Prompt: Return all lines from the entries below in which the word "shortcut" is present.

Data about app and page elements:
= = =

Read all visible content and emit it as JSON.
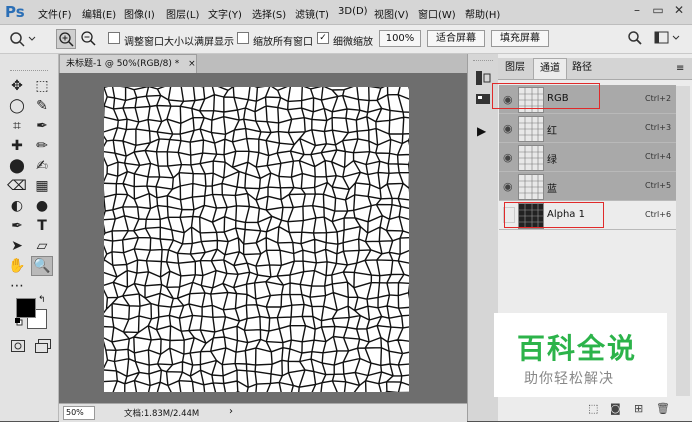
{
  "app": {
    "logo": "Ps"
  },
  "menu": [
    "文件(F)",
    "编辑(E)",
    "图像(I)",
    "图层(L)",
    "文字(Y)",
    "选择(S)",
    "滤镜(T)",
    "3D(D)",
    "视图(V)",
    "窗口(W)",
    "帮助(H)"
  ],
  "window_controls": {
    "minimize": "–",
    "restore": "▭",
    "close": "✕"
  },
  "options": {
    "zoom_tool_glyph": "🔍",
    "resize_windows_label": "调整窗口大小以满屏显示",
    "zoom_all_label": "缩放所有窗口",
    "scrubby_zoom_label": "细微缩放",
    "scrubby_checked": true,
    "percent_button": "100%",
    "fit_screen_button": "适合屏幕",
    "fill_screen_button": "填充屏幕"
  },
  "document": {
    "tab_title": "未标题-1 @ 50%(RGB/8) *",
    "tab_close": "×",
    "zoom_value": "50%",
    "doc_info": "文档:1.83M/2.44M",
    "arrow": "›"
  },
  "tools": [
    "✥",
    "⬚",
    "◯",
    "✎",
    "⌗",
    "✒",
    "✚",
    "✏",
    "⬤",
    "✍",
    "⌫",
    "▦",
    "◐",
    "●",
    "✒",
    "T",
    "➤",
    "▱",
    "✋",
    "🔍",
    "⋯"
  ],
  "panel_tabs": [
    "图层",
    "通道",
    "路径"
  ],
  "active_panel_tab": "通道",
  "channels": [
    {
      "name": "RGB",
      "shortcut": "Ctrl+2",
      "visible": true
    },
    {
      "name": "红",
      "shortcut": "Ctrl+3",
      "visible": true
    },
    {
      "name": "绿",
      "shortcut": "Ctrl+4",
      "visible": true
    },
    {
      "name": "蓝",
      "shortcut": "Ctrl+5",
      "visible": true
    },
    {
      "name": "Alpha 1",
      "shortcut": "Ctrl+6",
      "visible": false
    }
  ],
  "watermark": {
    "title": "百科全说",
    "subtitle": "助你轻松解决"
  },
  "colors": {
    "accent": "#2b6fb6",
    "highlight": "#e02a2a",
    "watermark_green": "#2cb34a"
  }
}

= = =

Problem solution:
      "shortcut": "Ctrl+2",
      "shortcut": "Ctrl+3",
      "shortcut": "Ctrl+4",
      "shortcut": "Ctrl+5",
      "shortcut": "Ctrl+6",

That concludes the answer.